- _Goal of the exercise_:
Everything in the records except the pictures must be copied out exactly.
-------------------------
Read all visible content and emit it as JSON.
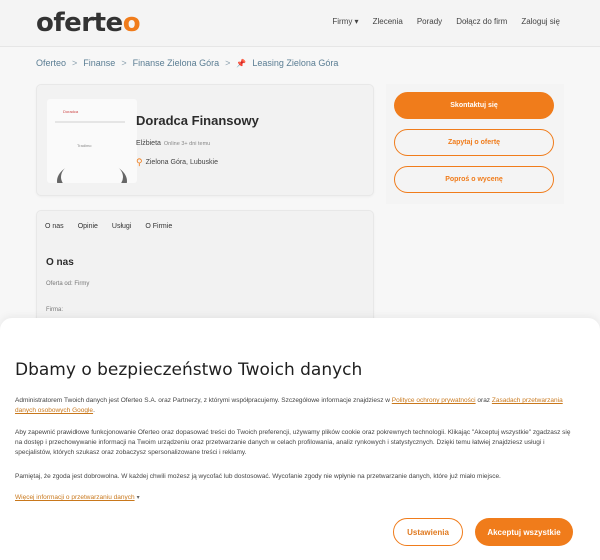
{
  "header": {
    "logo_text": "oferte",
    "logo_tail": "o",
    "nav": [
      "Firmy ▾",
      "Zlecenia",
      "Porady",
      "Dołącz do firm",
      "Zaloguj się"
    ]
  },
  "breadcrumb": {
    "items": [
      "Oferteo",
      "Finanse",
      "Finanse Zielona Góra",
      "Leasing Zielona Góra"
    ],
    "separator": ">"
  },
  "profile": {
    "thumb_text_top": "Doradca",
    "thumb_text_mid": "Tradimo",
    "name": "Doradca Finansowy",
    "person": "Elżbieta",
    "online": "Online 3+ dni temu",
    "location": "Zielona Góra, Lubuskie"
  },
  "actions": {
    "contact": "Skontaktuj się",
    "ask_offer": "Zapytaj o ofertę",
    "ask_price": "Poproś o wycenę"
  },
  "tabs": [
    "O nas",
    "Opinie",
    "Usługi",
    "O Firmie"
  ],
  "about": {
    "title": "O nas",
    "field1": "Oferta od: Firmy",
    "field2": "Firma:"
  },
  "cookie": {
    "title": "Dbamy o bezpieczeństwo Twoich danych",
    "p1_a": "Administratorem Twoich danych jest Oferteo S.A. oraz Partnerzy, z którymi współpracujemy. Szczegółowe informacje znajdziesz w ",
    "p1_link1": "Polityce ochrony prywatności",
    "p1_b": " oraz ",
    "p1_link2": "Zasadach przetwarzania danych osobowych Google",
    "p1_c": ".",
    "p2": "Aby zapewnić prawidłowe funkcjonowanie Oferteo oraz dopasować treści do Twoich preferencji, używamy plików cookie oraz pokrewnych technologii. Klikając \"Akceptuj wszystkie\" zgadzasz się na dostęp i przechowywanie informacji na Twoim urządzeniu oraz przetwarzanie danych w celach profilowania, analiz rynkowych i statystycznych. Dzięki temu łatwiej znajdziesz usługi i specjalistów, których szukasz oraz zobaczysz spersonalizowane treści i reklamy.",
    "p3": "Pamiętaj, że zgoda jest dobrowolna. W każdej chwili możesz ją wycofać lub dostosować. Wycofanie zgody nie wpłynie na przetwarzanie danych, które już miało miejsce.",
    "more": "Więcej informacji o przetwarzaniu danych",
    "settings": "Ustawienia",
    "accept": "Akceptuj wszystkie"
  },
  "colors": {
    "accent": "#f07c1b",
    "link": "#5a7d93"
  }
}
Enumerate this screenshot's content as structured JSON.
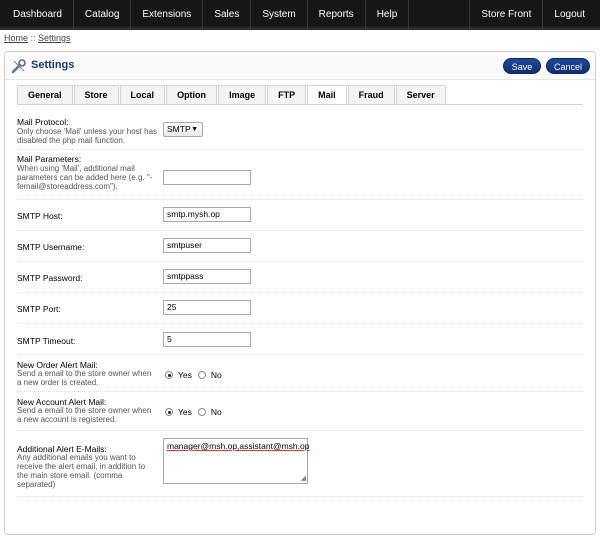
{
  "nav": {
    "left": [
      "Dashboard",
      "Catalog",
      "Extensions",
      "Sales",
      "System",
      "Reports",
      "Help"
    ],
    "right": [
      "Store Front",
      "Logout"
    ]
  },
  "breadcrumb": {
    "home": "Home",
    "sep": " :: ",
    "current": "Settings"
  },
  "heading": {
    "title": "Settings",
    "save": "Save",
    "cancel": "Cancel"
  },
  "tabs": [
    "General",
    "Store",
    "Local",
    "Option",
    "Image",
    "FTP",
    "Mail",
    "Fraud",
    "Server"
  ],
  "active_tab": "Mail",
  "form": {
    "mail_protocol": {
      "label": "Mail Protocol:",
      "help": "Only choose 'Mail' unless your host has disabled the php mail function.",
      "value": "SMTP"
    },
    "mail_parameters": {
      "label": "Mail Parameters:",
      "help": "When using 'Mail', additional mail parameters can be added here (e.g. \"-femail@storeaddress.com\").",
      "value": ""
    },
    "smtp_host": {
      "label": "SMTP Host:",
      "value": "smtp.mysh.op"
    },
    "smtp_username": {
      "label": "SMTP Username:",
      "value": "smtpuser"
    },
    "smtp_password": {
      "label": "SMTP Password:",
      "value": "smtppass"
    },
    "smtp_port": {
      "label": "SMTP Port:",
      "value": "25"
    },
    "smtp_timeout": {
      "label": "SMTP Timeout:",
      "value": "5"
    },
    "new_order_alert": {
      "label": "New Order Alert Mail:",
      "help": "Send a email to the store owner when a new order is created.",
      "yes": "Yes",
      "no": "No",
      "selected": "Yes"
    },
    "new_account_alert": {
      "label": "New Account Alert Mail:",
      "help": "Send a email to the store owner when a new account is registered.",
      "yes": "Yes",
      "no": "No",
      "selected": "Yes"
    },
    "alert_emails": {
      "label": "Additional Alert E-Mails:",
      "help": "Any additional emails you want to receive the alert email, in addition to the main store email. (comma separated)",
      "value": "manager@msh.op,assistant@msh.op"
    }
  }
}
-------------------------
- _Task answer_:
Read all visible content and emit it as JSON.
{
  "header": {
    "logo_text": "oferte",
    "logo_tail": "o",
    "nav": [
      "Firmy ▾",
      "Zlecenia",
      "Porady",
      "Dołącz do firm",
      "Zaloguj się"
    ]
  },
  "breadcrumb": {
    "items": [
      "Oferteo",
      "Finanse",
      "Finanse Zielona Góra",
      "Leasing Zielona Góra"
    ],
    "separator": ">"
  },
  "profile": {
    "thumb_text_top": "Doradca",
    "thumb_text_mid": "Tradimo",
    "name": "Doradca Finansowy",
    "person": "Elżbieta",
    "online": "Online 3+ dni temu",
    "location": "Zielona Góra, Lubuskie"
  },
  "actions": {
    "contact": "Skontaktuj się",
    "ask_offer": "Zapytaj o ofertę",
    "ask_price": "Poproś o wycenę"
  },
  "tabs": [
    "O nas",
    "Opinie",
    "Usługi",
    "O Firmie"
  ],
  "about": {
    "title": "O nas",
    "field1": "Oferta od: Firmy",
    "field2": "Firma:"
  },
  "cookie": {
    "title": "Dbamy o bezpieczeństwo Twoich danych",
    "p1_a": "Administratorem Twoich danych jest Oferteo S.A. oraz Partnerzy, z którymi współpracujemy. Szczegółowe informacje znajdziesz w ",
    "p1_link1": "Polityce ochrony prywatności",
    "p1_b": " oraz ",
    "p1_link2": "Zasadach przetwarzania danych osobowych Google",
    "p1_c": ".",
    "p2": "Aby zapewnić prawidłowe funkcjonowanie Oferteo oraz dopasować treści do Twoich preferencji, używamy plików cookie oraz pokrewnych technologii. Klikając \"Akceptuj wszystkie\" zgadzasz się na dostęp i przechowywanie informacji na Twoim urządzeniu oraz przetwarzanie danych w celach profilowania, analiz rynkowych i statystycznych. Dzięki temu łatwiej znajdziesz usługi i specjalistów, których szukasz oraz zobaczysz spersonalizowane treści i reklamy.",
    "p3": "Pamiętaj, że zgoda jest dobrowolna. W każdej chwili możesz ją wycofać lub dostosować. Wycofanie zgody nie wpłynie na przetwarzanie danych, które już miało miejsce.",
    "more": "Więcej informacji o przetwarzaniu danych",
    "settings": "Ustawienia",
    "accept": "Akceptuj wszystkie"
  },
  "colors": {
    "accent": "#f07c1b",
    "link": "#5a7d93"
  }
}
Enumerate this screenshot's content as structured JSON.
{
  "nav": {
    "left": [
      "Dashboard",
      "Catalog",
      "Extensions",
      "Sales",
      "System",
      "Reports",
      "Help"
    ],
    "right": [
      "Store Front",
      "Logout"
    ]
  },
  "breadcrumb": {
    "home": "Home",
    "sep": " :: ",
    "current": "Settings"
  },
  "heading": {
    "title": "Settings",
    "save": "Save",
    "cancel": "Cancel"
  },
  "tabs": [
    "General",
    "Store",
    "Local",
    "Option",
    "Image",
    "FTP",
    "Mail",
    "Fraud",
    "Server"
  ],
  "active_tab": "Mail",
  "form": {
    "mail_protocol": {
      "label": "Mail Protocol:",
      "help": "Only choose 'Mail' unless your host has disabled the php mail function.",
      "value": "SMTP"
    },
    "mail_parameters": {
      "label": "Mail Parameters:",
      "help": "When using 'Mail', additional mail parameters can be added here (e.g. \"-femail@storeaddress.com\").",
      "value": ""
    },
    "smtp_host": {
      "label": "SMTP Host:",
      "value": "smtp.mysh.op"
    },
    "smtp_username": {
      "label": "SMTP Username:",
      "value": "smtpuser"
    },
    "smtp_password": {
      "label": "SMTP Password:",
      "value": "smtppass"
    },
    "smtp_port": {
      "label": "SMTP Port:",
      "value": "25"
    },
    "smtp_timeout": {
      "label": "SMTP Timeout:",
      "value": "5"
    },
    "new_order_alert": {
      "label": "New Order Alert Mail:",
      "help": "Send a email to the store owner when a new order is created.",
      "yes": "Yes",
      "no": "No",
      "selected": "Yes"
    },
    "new_account_alert": {
      "label": "New Account Alert Mail:",
      "help": "Send a email to the store owner when a new account is registered.",
      "yes": "Yes",
      "no": "No",
      "selected": "Yes"
    },
    "alert_emails": {
      "label": "Additional Alert E-Mails:",
      "help": "Any additional emails you want to receive the alert email, in addition to the main store email. (comma separated)",
      "value": "manager@msh.op,assistant@msh.op"
    }
  }
}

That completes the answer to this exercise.